Volunteer TV's Kim Bedford explains how your dog or cat contract get the deadly infection.
Many of you consider your furry friends much more than just a pet, for most they're family.
Dr. Karen Tobias, UT School of Veterinary Medicine says, "all of us love our pets and so we pet them and we kiss them and we hug them, and so things are going to go back and forth and usually it's not a big deal."
But it is a big deal when you're talking about a deadly infection like MRSA.
UT veterinarian Karen Tobias says your dogs, cats and even bunnies can carry it.
"Probably somewhere between five to 30% of people are carrying it and when you look at animals that are actually infected with MRSA, it's very, very rare."
But Dr. Tobias says the chance is still there, so how?

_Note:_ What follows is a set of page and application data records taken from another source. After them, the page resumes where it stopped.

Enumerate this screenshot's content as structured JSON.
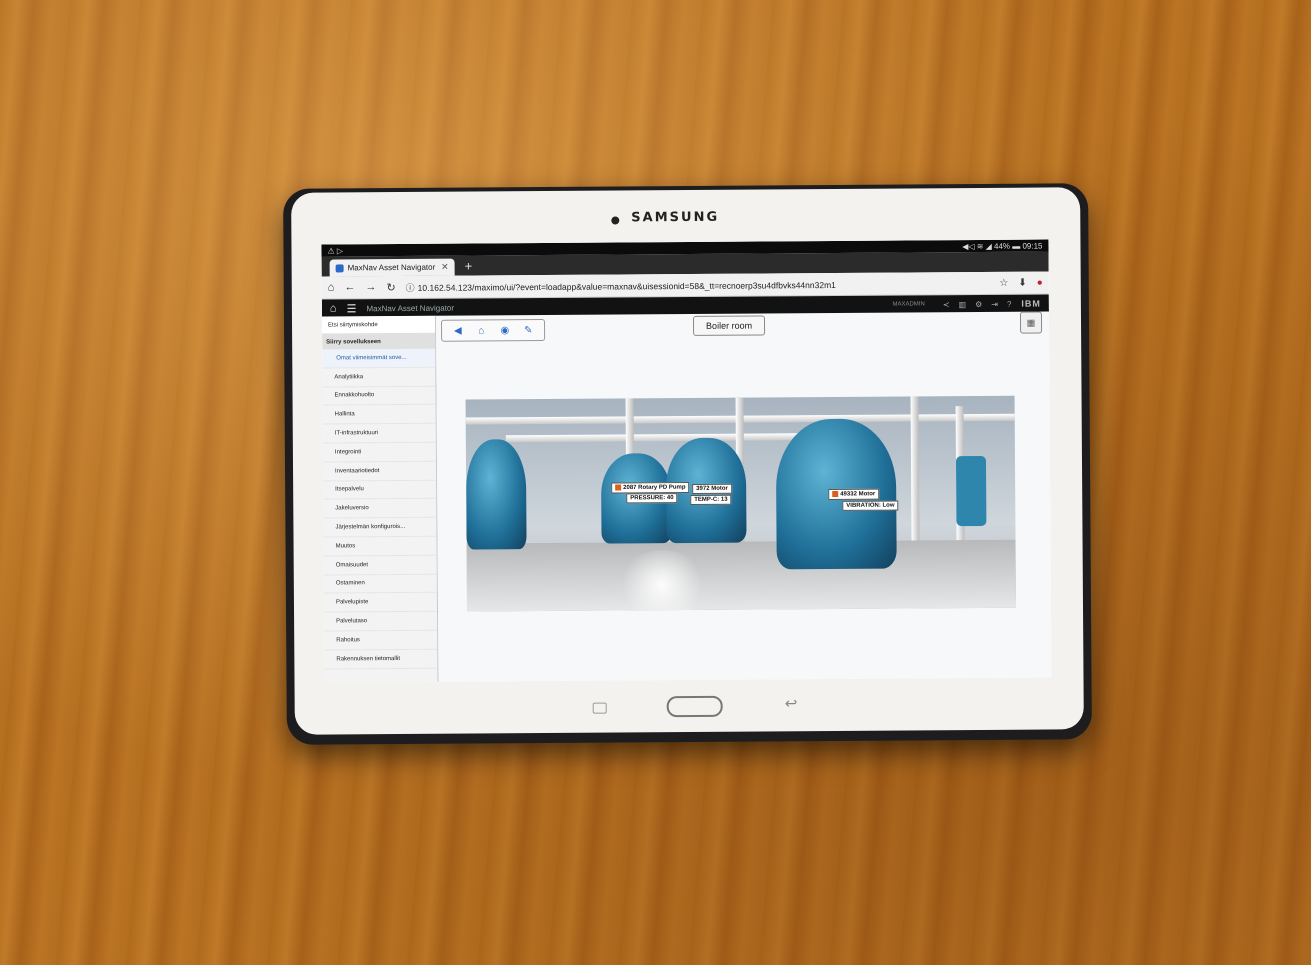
{
  "device": {
    "brand": "SAMSUNG"
  },
  "status_bar": {
    "left": "⚠ ▷",
    "right": "◀◁ ≋ ◢ 44% ▬ 09:15"
  },
  "browser": {
    "tab_title": "MaxNav Asset Navigator",
    "new_tab": "+",
    "url": "10.162.54.123/maximo/ui/?event=loadapp&value=maxnav&uisessionid=58&_tt=recnoerp3su4dfbvks44nn32m1"
  },
  "app": {
    "title": "MaxNav Asset Navigator",
    "user": "MAXADMIN",
    "brand": "IBM"
  },
  "sidebar": {
    "search": "Etsi siirtymiskohde",
    "section": "Siirry sovellukseen",
    "recent": "Omat viimeisimmät sove...",
    "items": [
      "Analytiikka",
      "Ennakkohuolto",
      "Hallinta",
      "IT-infrastruktuuri",
      "Integrointi",
      "Inventaariotiedot",
      "Itsepalvelu",
      "Jakeluversio",
      "Järjestelmän konfigurois...",
      "Muutos",
      "Omaisuudet",
      "Ostaminen",
      "Palvelupiste",
      "Palvelutaso",
      "Rahoitus",
      "Rakennuksen tietomallit"
    ]
  },
  "main": {
    "location": "Boiler room",
    "tags": [
      {
        "name": "2087 Rotary PD Pump",
        "reading": "PRESSURE: 40"
      },
      {
        "name": "3972 Motor",
        "reading": "TEMP-C: 13"
      },
      {
        "name": "49332 Motor",
        "reading": "VIBRATION: Low"
      }
    ]
  }
}
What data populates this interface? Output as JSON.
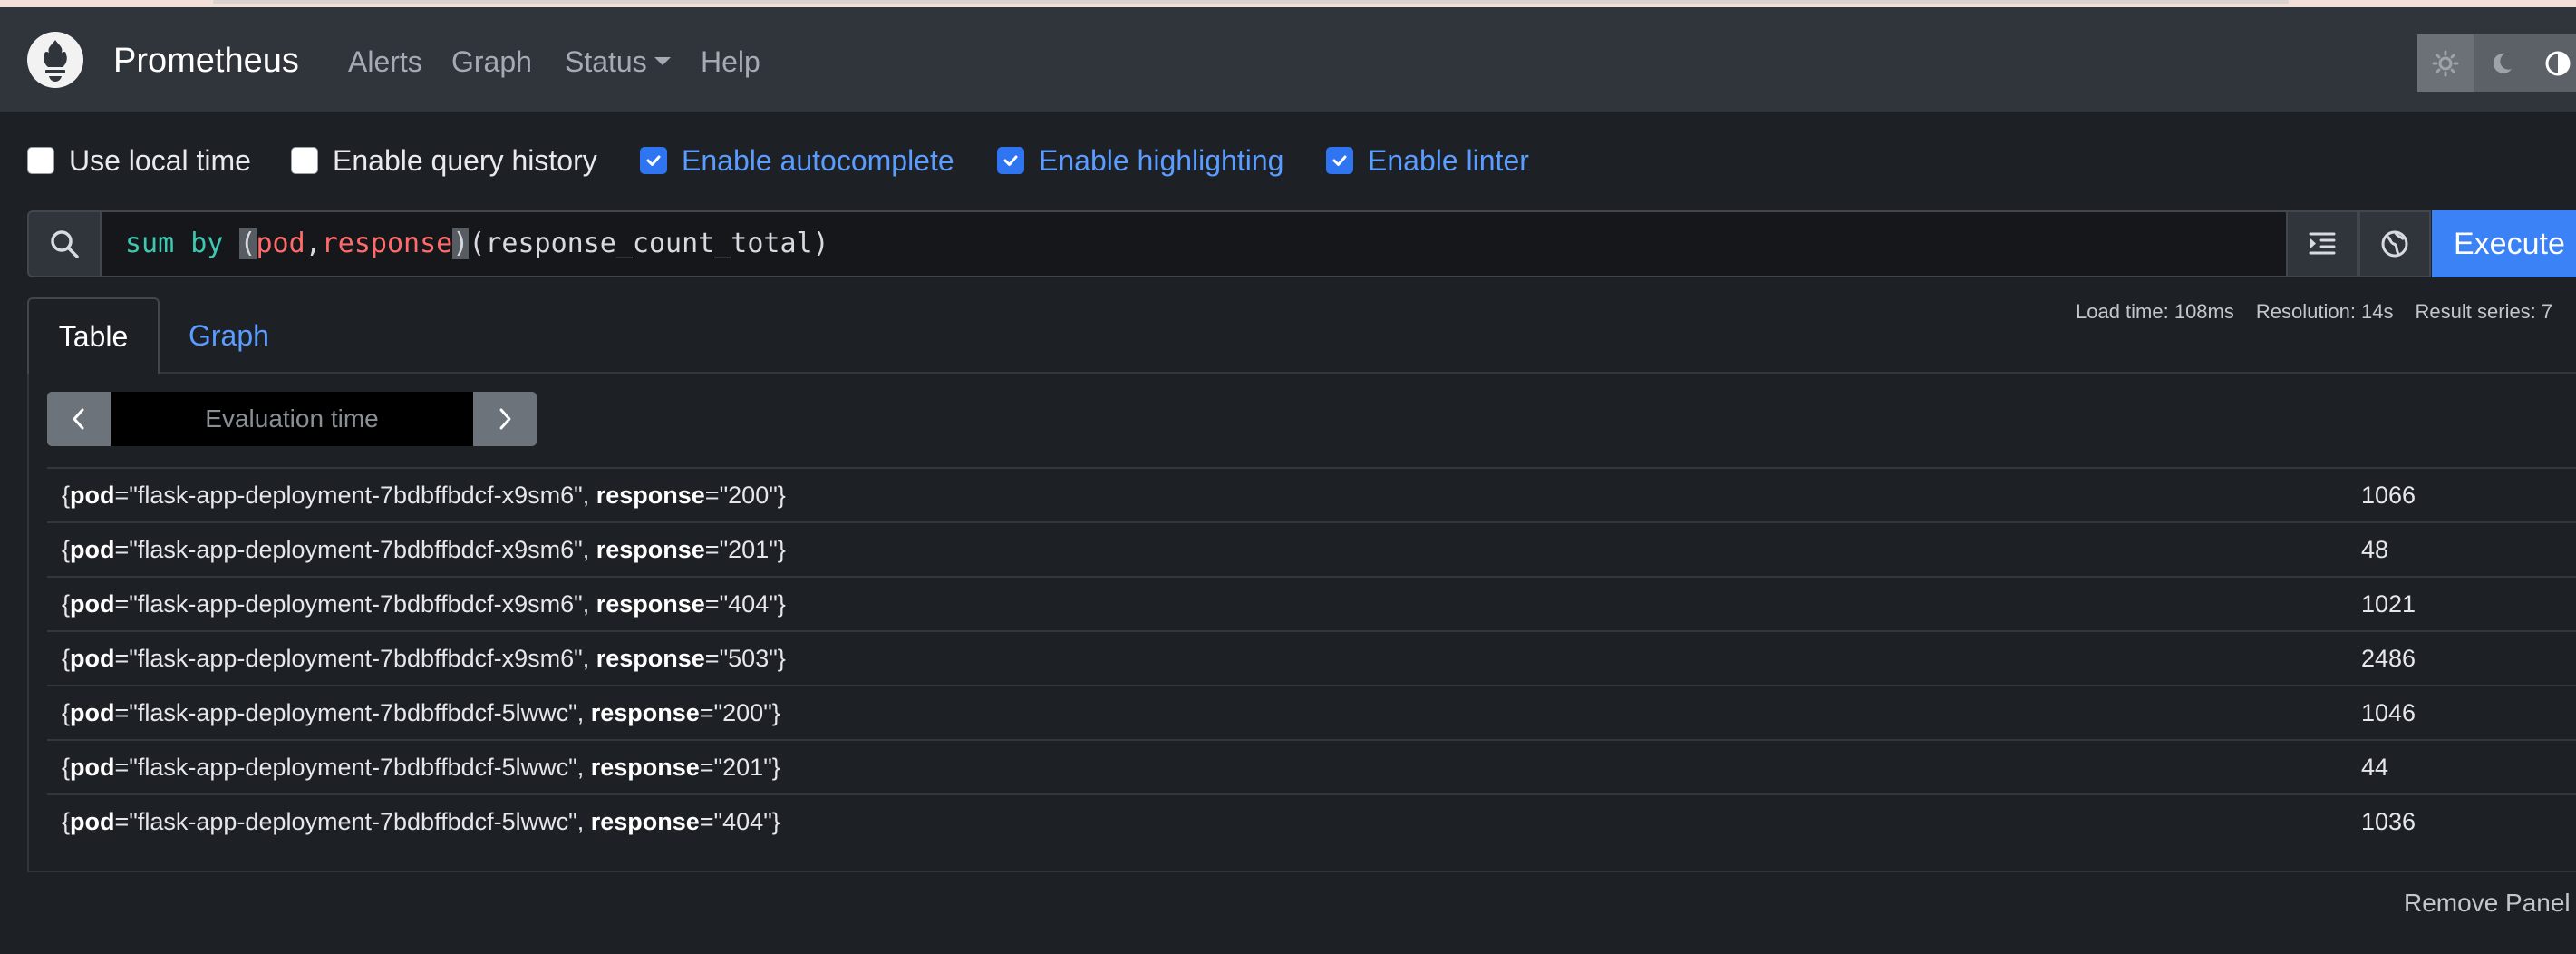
{
  "navbar": {
    "brand": "Prometheus",
    "links": [
      "Alerts",
      "Graph",
      "Status",
      "Help"
    ],
    "theme_icons": [
      "sun-icon",
      "moon-icon",
      "contrast-icon"
    ]
  },
  "options": [
    {
      "label": "Use local time",
      "checked": false
    },
    {
      "label": "Enable query history",
      "checked": false
    },
    {
      "label": "Enable autocomplete",
      "checked": true
    },
    {
      "label": "Enable highlighting",
      "checked": true
    },
    {
      "label": "Enable linter",
      "checked": true
    }
  ],
  "query": {
    "kw": "sum by ",
    "open": "(",
    "l1": "pod",
    "comma": ",",
    "l2": "response",
    "close": ")",
    "rest": "(response_count_total)"
  },
  "execute_label": "Execute",
  "stats": {
    "load_time": "Load time: 108ms",
    "resolution": "Resolution: 14s",
    "result_series": "Result series: 7"
  },
  "tabs": {
    "table": "Table",
    "graph": "Graph"
  },
  "eval_placeholder": "Evaluation time",
  "results": [
    {
      "pod": "flask-app-deployment-7bdbffbdcf-x9sm6",
      "response": "200",
      "value": "1066"
    },
    {
      "pod": "flask-app-deployment-7bdbffbdcf-x9sm6",
      "response": "201",
      "value": "48"
    },
    {
      "pod": "flask-app-deployment-7bdbffbdcf-x9sm6",
      "response": "404",
      "value": "1021"
    },
    {
      "pod": "flask-app-deployment-7bdbffbdcf-x9sm6",
      "response": "503",
      "value": "2486"
    },
    {
      "pod": "flask-app-deployment-7bdbffbdcf-5lwwc",
      "response": "200",
      "value": "1046"
    },
    {
      "pod": "flask-app-deployment-7bdbffbdcf-5lwwc",
      "response": "201",
      "value": "44"
    },
    {
      "pod": "flask-app-deployment-7bdbffbdcf-5lwwc",
      "response": "404",
      "value": "1036"
    }
  ],
  "remove_panel": "Remove Panel",
  "colors": {
    "accent": "#3a82f6",
    "navbar": "#30343b",
    "background": "#1d2025"
  }
}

"When we see cases where a person has a persistent infection with MRSA and the animal also has MRSA, a lot of times what happened is that the animal has gotten it from the people."
Dr. Tobias says your pet is more likely to contract the infection from you than you are from it.
MRSA is passed through contact.
"We sleep with them, they sit on our laps when we read and things like that, so we are close to them."
So you'll want to watch them closely for any physical changes.
"Either open wounds on the animals that aren't healing or small little infections, little plestulols along them, maybe a little bit of hair loss, maybe the animal has inflammation or scratching a lot."
Because MRSA is resistant to common antibiotics, animals typically undergo a topical treatment.
"It can be very serious if not treated."
Dr. Tobias says owners need to practice good hygiene to be on the safe side.
"When it is a problem is when people have a poor immune system and where they have open wounds."
Doctor Tobias says if you are having trouble clearing up your infection, it's best to have your pet checked out to see if they could be carrying it, as well.